of processors via asking some processors $p_i$ to test whether processor $p_j$ is good or faulty. Mathematically, the set $C$ of the indices of good processors forms an isolated clique in the graph with the edges $E = \{(i,j):$ if you ask $p_i$
to test $p_j$ then $p_i$ states that ``$p_j$ is good''$\}$; where $C$ is an isolated clique iff it holds for every $i \in C$ and $j \neq i$ that $(i,j) \in E$ iff $j \in C$.
In the present work, the classical setting of fault diagnosis is modified by no longer requiring that $C$ contains at least $\frac{n+1}{2}$ of the $n$ nodes of the graph. Instead, one is given a lower bound $a$ on the size of $C$ and the number
$n$ of nodes and one has to find a list of up to $n/a$ candidates containing all isolated cliques of size $a$ or more where the number of queries whether a given edge is in $E$ is as small as possible.
It is shown that the number of queries necessary differs at most by $n$ for the case of directed and undirected graphs. Furthermore,
for directed graphs the lower bound $n^2/(2a-2)-3n$ and the upper
bound $2n^2/a$ are established. For some constant values of $a$, better bounds are given. In the case of parallel queries, the number of rounds is at least $n/(a-1)-6$ and at most $O(\log(a)n/a)$.
https://drops.dagstuhl.de/storage/16dagstuhl-seminar-proceedings/dsp-vol04421/DagSemProc.04421.3/DagSemProc.04421.3.pdf
Isolated Cliques
Query-Complexity
Fault Diagnosis
eng
Schloss Dagstuhl – Leibniz-Zentrum für Informatik
Dagstuhl Seminar Proceedings
1862-4405
2005-03-24
4421
1
10
10.4230/DagSemProc.04421.4
article
Preferences and Domination
Goldsmith, Judy
CP-nets are a succinct formalism for specifying preferences over a multi-featured domain. A CP-net consists of a directed graph, with nodes representing the features of the domain, and edges indicating conditional preferences.
An instance in the domain is an assignment of values to the features. An instance alpha is preferred to an instance beta if there are a sequence of "improving flips" from alpha to beta, where an improving flip changes the value of one feature to a more-preferred value, based on the values of the parents of that feature. We say alpha dominates beta if such a sequence exists.
We show that recognizing dominance is PSPACE hard for cyclic CP-nets.
https://drops.dagstuhl.de/storage/16dagstuhl-seminar-proceedings/dsp-vol04421/DagSemProc.04421.4/DagSemProc.04421.4.pdf
Preferences
CP-nets
PSPACE-complete
reductions
eng
Schloss Dagstuhl – Leibniz-Zentrum für Informatik

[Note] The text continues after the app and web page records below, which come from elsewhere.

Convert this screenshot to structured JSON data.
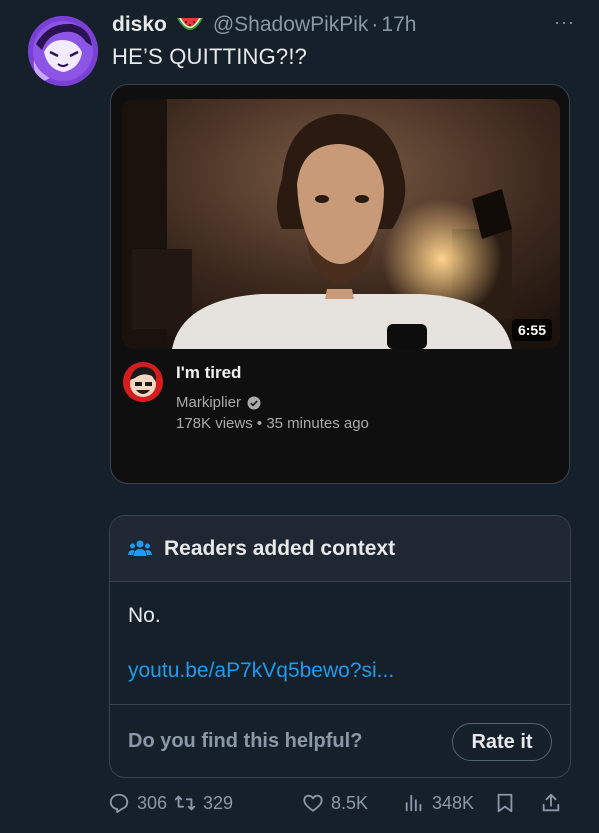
{
  "tweet": {
    "display_name": "disko",
    "handle": "@ShadowPikPik",
    "separator": "·",
    "time": "17h",
    "more": "···",
    "text": "HE’S QUITTING?!?"
  },
  "video_card": {
    "duration": "6:55",
    "title": "I'm tired",
    "channel": "Markiplier",
    "views": "178K views",
    "separator": "•",
    "age": "35 minutes ago"
  },
  "note": {
    "title": "Readers added context",
    "body": "No.",
    "link": "youtu.be/aP7kVq5bewo?si...",
    "helpful_question": "Do you find this helpful?",
    "rate_button": "Rate it"
  },
  "actions": {
    "replies": "306",
    "retweets": "329",
    "likes": "8.5K",
    "views": "348K"
  },
  "colors": {
    "background": "#15202b",
    "text": "#e7e9ea",
    "muted": "#8b98a5",
    "link": "#1d9bf0",
    "note_header": "#1e2732",
    "border": "#38444d"
  },
  "icons": {
    "more": "more-dots-icon",
    "reply": "reply-icon",
    "retweet": "retweet-icon",
    "like": "heart-icon",
    "views": "views-bar-icon",
    "bookmark": "bookmark-icon",
    "share": "share-icon",
    "note": "people-icon",
    "verified": "verified-check-icon",
    "emoji": "watermelon-icon"
  }
}
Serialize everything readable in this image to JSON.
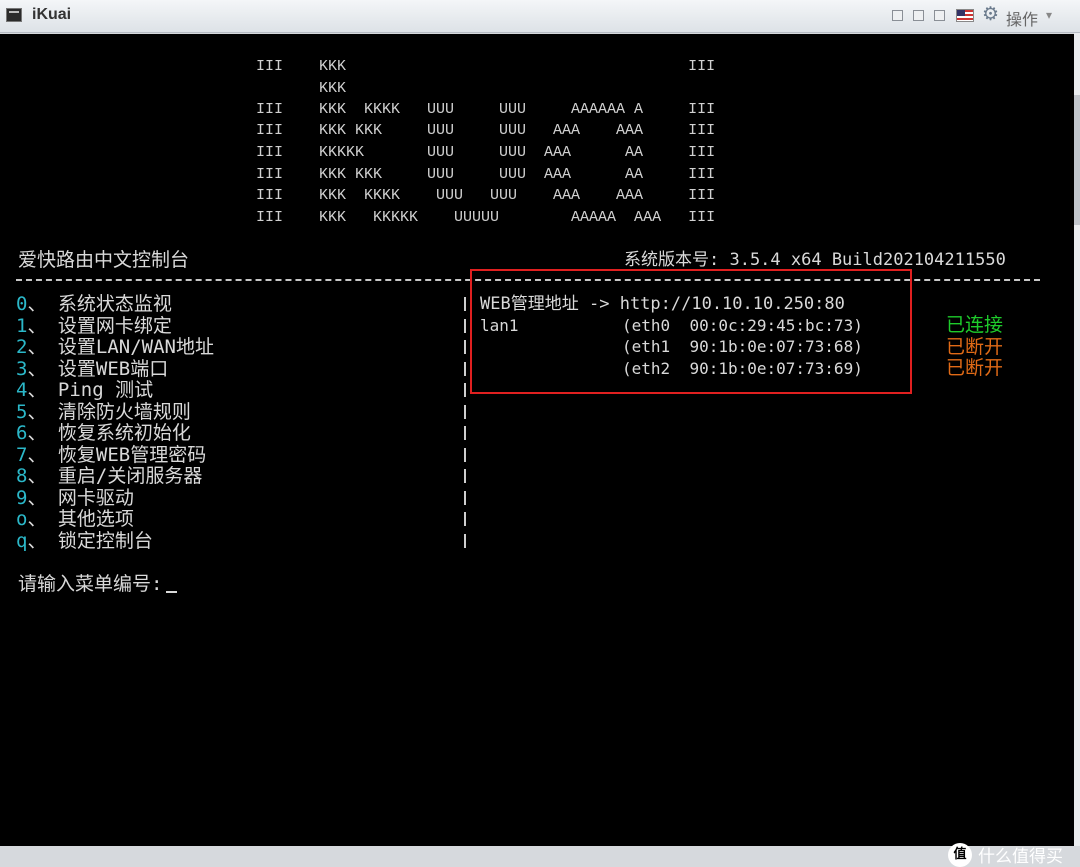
{
  "window": {
    "title": "iKuai",
    "ops_label": "操作",
    "ops_caret": "▾"
  },
  "logo": [
    "III    KKK                                      III",
    "       KKK",
    "III    KKK  KKKK   UUU     UUU     AAAAAA A     III",
    "III    KKK KKK     UUU     UUU   AAA    AAA     III",
    "III    KKKKK       UUU     UUU  AAA      AA     III",
    "III    KKK KKK     UUU     UUU  AAA      AA     III",
    "III    KKK  KKKK    UUU   UUU    AAA    AAA     III",
    "III    KKK   KKKKK    UUUUU        AAAAA  AAA   III"
  ],
  "header": {
    "console_title": "爱快路由中文控制台",
    "version": "系统版本号: 3.5.4 x64 Build202104211550"
  },
  "menu": [
    {
      "key": "0",
      "sep": "、",
      "label": "系统状态监视"
    },
    {
      "key": "1",
      "sep": "、",
      "label": "设置网卡绑定"
    },
    {
      "key": "2",
      "sep": "、",
      "label": "设置LAN/WAN地址"
    },
    {
      "key": "3",
      "sep": "、",
      "label": "设置WEB端口"
    },
    {
      "key": "4",
      "sep": "、",
      "label": "Ping 测试"
    },
    {
      "key": "5",
      "sep": "、",
      "label": "清除防火墙规则"
    },
    {
      "key": "6",
      "sep": "、",
      "label": "恢复系统初始化"
    },
    {
      "key": "7",
      "sep": "、",
      "label": "恢复WEB管理密码"
    },
    {
      "key": "8",
      "sep": "、",
      "label": "重启/关闭服务器"
    },
    {
      "key": "9",
      "sep": "、",
      "label": "网卡驱动"
    },
    {
      "key": "o",
      "sep": "、",
      "label": "其他选项"
    },
    {
      "key": "q",
      "sep": "、",
      "label": "锁定控制台"
    }
  ],
  "network": {
    "web_label": "WEB管理地址",
    "web_arrow": "->",
    "web_url": "http://10.10.10.250:80",
    "lan_name": "lan1",
    "interfaces": [
      {
        "iface": "(eth0",
        "mac": "00:0c:29:45:bc:73)",
        "status": "已连接"
      },
      {
        "iface": "(eth1",
        "mac": "90:1b:0e:07:73:68)",
        "status": "已断开"
      },
      {
        "iface": "(eth2",
        "mac": "90:1b:0e:07:73:69)",
        "status": "已断开"
      }
    ]
  },
  "prompt": "请输入菜单编号:",
  "watermark": {
    "icon": "值",
    "text": "什么值得买"
  },
  "colors": {
    "menu_key": "#2bb8c9",
    "connected": "#1ecb2b",
    "disconnected": "#e06a16",
    "highlight": "#e02020"
  }
}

Dagstuhl Seminar Proceedings
1862-4405
2005-03-24
4421
1
15
10.4230/DagSemProc.04421.5
article
Randomized QuickSort and the Entropy of the Random Source
List, Beatrice
Maucher, Markus
Schöning, Uwe
Schuler, Rainer
The worst-case complexity of an implementation of Quicksort depends on the random number generator that is used to select the pivot elements. In this paper we estimate the expected number of comparisons of Quicksort as a function in the entropy of the random source. We give upper and lower bounds and show that the expected number of comparisons increases from $n\log n$ to $n^2$, if the entropy of the random source is bounded. As examples we show explicit bounds for distributions with bounded min-entropy and the geometrical distribution.
https://drops.dagstuhl.de/storage/16dagstuhl-seminar-proceedings/dsp-vol04421/DagSemProc.04421.5/DagSemProc.04421.5.pdf
Randomized Algorithms
QuickSort
Entropy
eng
Schloss Dagstuhl – Leibniz-Zentrum für Informatik
Dagstuhl Seminar Proceedings
1862-4405
2005-03-24
4421
1
14
10.4230/DagSemProc.04421.6
article
The communication complexity of the Exact-N Problem revisited
Gasarch, William
Glenn, James
Utis, Andre
If Alice has x, y, Bob has x, z and Carol has y, z can they determine if x+y+z=N? They can if (say) Alice broadcasts x to Bob and Carol; can they do better? Chandra, Furst, and Lipton studied this problem and showed sublinear upper bounds.
They also had matching (up to an additive constant) lower bounds. We give an exposition of their result with some attention to what happens for particular values of N.
https://drops.dagstuhl.de/storage/16dagstuhl-seminar-proceedings/dsp-vol04421/DagSemProc.04421.6/DagSemProc.04421.6.pdf
Communication Complexity
Exact-N problem
Arithmetic Sequences